Immediately after word broke that the new L.A. stadium will have its opening delayed by a year, the leak/spin cycle began to sell the idea that the NFL could waive its rule requiring a stadium to be open for two years before hosting a Super Bowl. As the leak/spin cycle continues, an important point is being lost in the shuffle: The folks in L.A. should want to delay the stadium’s first Super Bowl by a year.
The reason for the rule (which the leak/spin cycle most recently described to Peter King of TheMMQB.com as an “unofficial policy,” which makes it even easier to disregard) is obvious. The NFL wants to be sure that all kinks have been worked out of a new stadium before it hosts the NFL’s premiere annual 100-million-plus-viewer event.
As King notes, the leak/spin cycle points to the fact that, with the Chargers and Rams sharing the venue, it will have hosted as many NFL games as the new stadiums in Minnesota and Atlanta will host before staging a Super Bowl. The counter to that, however, is that an already hectic and stressful year, with 20 preseason and regular season games in five months, should not be made even more hectic and stressful via the extra work and effort and time and money and everything else spent in order to host a Super Bowl.
Security concerns remain paramount at the Super Bowl. From design to construction to operation of the stadium, new challenges will emerge regarding the process of letting the right people in and keeping the wrong people out. Last year in Minnesota, at the end of the first year of the new stadium’s life cycle, mischief-makers were able to make mischief with equipment they never should have been able to sneak through the doors.
While similar issues problems have happened at older stadiums (like the one in Charlotte), deviating from a rule/unofficial policy/whatever invites a big, fat I-told-you-so if anything happens that shouldn’t during Super Bowl LV.
Then there’s the possibility of further construction delays.
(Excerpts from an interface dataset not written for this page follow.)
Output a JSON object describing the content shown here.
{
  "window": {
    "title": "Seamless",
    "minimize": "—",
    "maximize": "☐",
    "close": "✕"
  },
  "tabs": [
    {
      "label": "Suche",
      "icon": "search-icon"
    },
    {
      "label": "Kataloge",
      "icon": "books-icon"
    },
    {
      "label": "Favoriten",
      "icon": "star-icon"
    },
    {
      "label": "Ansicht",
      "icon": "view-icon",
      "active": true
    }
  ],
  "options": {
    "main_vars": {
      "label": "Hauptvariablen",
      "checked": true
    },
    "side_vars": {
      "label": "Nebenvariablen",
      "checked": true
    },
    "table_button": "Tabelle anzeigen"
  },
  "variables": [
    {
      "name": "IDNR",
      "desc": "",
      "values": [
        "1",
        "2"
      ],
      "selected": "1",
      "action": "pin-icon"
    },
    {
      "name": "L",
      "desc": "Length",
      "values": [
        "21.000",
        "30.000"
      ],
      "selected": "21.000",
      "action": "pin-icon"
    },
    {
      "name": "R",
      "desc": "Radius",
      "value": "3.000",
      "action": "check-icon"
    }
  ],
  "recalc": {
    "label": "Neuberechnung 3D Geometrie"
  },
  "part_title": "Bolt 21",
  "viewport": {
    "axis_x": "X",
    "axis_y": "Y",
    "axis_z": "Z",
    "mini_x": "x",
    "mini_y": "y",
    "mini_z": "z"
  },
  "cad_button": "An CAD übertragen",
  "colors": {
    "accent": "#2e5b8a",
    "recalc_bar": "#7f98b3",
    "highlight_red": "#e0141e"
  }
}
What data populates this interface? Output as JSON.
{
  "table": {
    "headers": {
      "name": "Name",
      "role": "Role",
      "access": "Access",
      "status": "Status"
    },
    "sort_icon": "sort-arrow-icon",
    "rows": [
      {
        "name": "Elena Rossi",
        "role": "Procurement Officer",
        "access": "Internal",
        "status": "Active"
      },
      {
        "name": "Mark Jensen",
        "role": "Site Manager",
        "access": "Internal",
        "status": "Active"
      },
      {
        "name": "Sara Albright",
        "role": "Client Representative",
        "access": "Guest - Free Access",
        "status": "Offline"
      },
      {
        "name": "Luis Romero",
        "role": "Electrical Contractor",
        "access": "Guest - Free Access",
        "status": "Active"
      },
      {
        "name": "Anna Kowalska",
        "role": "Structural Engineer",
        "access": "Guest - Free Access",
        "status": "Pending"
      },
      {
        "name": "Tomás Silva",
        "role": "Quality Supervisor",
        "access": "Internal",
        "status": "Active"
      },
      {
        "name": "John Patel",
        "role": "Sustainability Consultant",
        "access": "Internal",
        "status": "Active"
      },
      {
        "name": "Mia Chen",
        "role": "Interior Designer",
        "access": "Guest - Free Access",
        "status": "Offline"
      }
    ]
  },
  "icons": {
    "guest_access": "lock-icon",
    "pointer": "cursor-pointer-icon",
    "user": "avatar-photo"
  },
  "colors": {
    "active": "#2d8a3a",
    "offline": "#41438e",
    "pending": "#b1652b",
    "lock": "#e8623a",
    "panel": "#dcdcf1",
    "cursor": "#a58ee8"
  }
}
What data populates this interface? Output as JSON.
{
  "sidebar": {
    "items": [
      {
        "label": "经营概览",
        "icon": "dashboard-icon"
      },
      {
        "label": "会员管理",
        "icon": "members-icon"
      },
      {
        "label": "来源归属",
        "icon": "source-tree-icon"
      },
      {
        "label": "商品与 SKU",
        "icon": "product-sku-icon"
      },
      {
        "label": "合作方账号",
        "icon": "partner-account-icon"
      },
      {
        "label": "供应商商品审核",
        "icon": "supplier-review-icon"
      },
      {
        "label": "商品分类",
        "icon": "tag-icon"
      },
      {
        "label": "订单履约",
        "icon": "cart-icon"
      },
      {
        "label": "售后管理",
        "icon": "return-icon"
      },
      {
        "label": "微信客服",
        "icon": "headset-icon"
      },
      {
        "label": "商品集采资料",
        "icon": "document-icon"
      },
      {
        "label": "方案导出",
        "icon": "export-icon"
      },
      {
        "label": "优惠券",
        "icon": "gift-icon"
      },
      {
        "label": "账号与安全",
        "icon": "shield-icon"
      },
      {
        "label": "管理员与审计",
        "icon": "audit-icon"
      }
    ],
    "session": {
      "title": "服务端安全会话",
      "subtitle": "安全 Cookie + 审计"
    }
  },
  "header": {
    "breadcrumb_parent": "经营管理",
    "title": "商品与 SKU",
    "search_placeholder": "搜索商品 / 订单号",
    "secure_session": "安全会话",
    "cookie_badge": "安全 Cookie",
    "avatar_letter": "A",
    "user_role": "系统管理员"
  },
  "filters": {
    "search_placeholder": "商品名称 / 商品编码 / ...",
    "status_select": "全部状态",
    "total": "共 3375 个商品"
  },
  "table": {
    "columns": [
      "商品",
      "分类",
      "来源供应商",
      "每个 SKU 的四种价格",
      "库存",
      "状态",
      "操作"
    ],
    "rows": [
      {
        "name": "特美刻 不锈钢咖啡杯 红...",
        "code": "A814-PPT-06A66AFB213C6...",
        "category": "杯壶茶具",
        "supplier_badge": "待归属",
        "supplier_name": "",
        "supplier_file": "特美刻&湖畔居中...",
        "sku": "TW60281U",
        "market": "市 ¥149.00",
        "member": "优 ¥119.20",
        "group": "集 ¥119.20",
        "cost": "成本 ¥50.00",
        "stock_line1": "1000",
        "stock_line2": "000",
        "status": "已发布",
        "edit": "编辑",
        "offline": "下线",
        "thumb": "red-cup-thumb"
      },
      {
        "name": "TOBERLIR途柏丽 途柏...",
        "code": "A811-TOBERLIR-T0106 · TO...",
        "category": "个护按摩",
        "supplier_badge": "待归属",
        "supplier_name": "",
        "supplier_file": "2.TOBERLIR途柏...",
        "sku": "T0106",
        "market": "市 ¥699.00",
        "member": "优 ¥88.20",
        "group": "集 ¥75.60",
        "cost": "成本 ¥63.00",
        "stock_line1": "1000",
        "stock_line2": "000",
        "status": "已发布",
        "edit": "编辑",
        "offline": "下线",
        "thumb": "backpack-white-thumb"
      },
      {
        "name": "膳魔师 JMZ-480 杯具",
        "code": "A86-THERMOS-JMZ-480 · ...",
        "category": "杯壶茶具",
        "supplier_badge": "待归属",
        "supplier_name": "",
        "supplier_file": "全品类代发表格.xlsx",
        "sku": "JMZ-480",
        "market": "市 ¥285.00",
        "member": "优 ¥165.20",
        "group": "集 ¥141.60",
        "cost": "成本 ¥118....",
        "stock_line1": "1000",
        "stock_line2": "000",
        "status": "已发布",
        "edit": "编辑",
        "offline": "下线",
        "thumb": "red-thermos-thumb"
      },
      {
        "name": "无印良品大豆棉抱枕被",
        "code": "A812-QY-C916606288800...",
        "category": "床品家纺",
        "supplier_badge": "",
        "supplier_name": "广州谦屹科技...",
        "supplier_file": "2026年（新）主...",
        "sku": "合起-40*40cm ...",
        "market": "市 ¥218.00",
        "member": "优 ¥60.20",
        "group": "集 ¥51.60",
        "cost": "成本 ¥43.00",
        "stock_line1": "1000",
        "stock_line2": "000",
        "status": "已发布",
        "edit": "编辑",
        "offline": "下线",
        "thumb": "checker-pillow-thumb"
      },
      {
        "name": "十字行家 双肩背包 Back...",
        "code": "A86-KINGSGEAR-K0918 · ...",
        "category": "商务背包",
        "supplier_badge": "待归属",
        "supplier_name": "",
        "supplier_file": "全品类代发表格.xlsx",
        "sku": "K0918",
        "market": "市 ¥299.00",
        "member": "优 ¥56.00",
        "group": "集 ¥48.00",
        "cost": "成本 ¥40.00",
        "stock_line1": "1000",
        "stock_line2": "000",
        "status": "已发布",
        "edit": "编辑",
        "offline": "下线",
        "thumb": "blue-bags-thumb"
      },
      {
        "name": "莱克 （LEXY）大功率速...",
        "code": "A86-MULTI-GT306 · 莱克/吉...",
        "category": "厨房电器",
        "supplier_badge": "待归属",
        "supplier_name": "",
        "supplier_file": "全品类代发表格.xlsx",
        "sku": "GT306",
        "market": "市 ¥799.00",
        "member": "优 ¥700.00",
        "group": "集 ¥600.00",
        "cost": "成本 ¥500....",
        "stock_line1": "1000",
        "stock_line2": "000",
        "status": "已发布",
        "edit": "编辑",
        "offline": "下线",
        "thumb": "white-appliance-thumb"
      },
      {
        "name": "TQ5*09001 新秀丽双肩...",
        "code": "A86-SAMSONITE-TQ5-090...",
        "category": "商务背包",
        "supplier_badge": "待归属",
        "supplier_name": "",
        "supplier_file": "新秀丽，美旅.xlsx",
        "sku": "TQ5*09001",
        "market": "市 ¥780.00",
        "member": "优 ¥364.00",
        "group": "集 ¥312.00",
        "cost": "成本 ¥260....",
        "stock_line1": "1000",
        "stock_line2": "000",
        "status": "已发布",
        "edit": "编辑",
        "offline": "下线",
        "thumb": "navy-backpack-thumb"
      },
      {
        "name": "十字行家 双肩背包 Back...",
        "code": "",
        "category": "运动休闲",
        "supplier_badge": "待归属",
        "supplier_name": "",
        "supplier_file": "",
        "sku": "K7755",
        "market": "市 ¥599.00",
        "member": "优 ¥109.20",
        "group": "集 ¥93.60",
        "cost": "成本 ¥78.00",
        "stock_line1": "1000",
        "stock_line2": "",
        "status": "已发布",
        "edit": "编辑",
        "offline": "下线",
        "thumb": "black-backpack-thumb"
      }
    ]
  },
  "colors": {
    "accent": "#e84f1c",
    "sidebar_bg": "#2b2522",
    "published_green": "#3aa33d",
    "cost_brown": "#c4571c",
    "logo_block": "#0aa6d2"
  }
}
Already behind by a full year, what if more unanticipated delays emerge? It would make much more sense to push the Super Bowl back by a year now in order to avoid having to scramble at a time when it may be much harder to reserve thousands of hotel rooms and the various large halls and other spaces needed to pull off the full Super Bowl experience.
For those reasons, the folks building the L.A. stadium shouldn’t be trying to keep their current Super Bowl in place; they should be clamoring to get it delayed. As King notes, the new venue will host multiple Super Bowls. Whether the first one happens to cap the 2020 or 2021 season shouldn’t matter.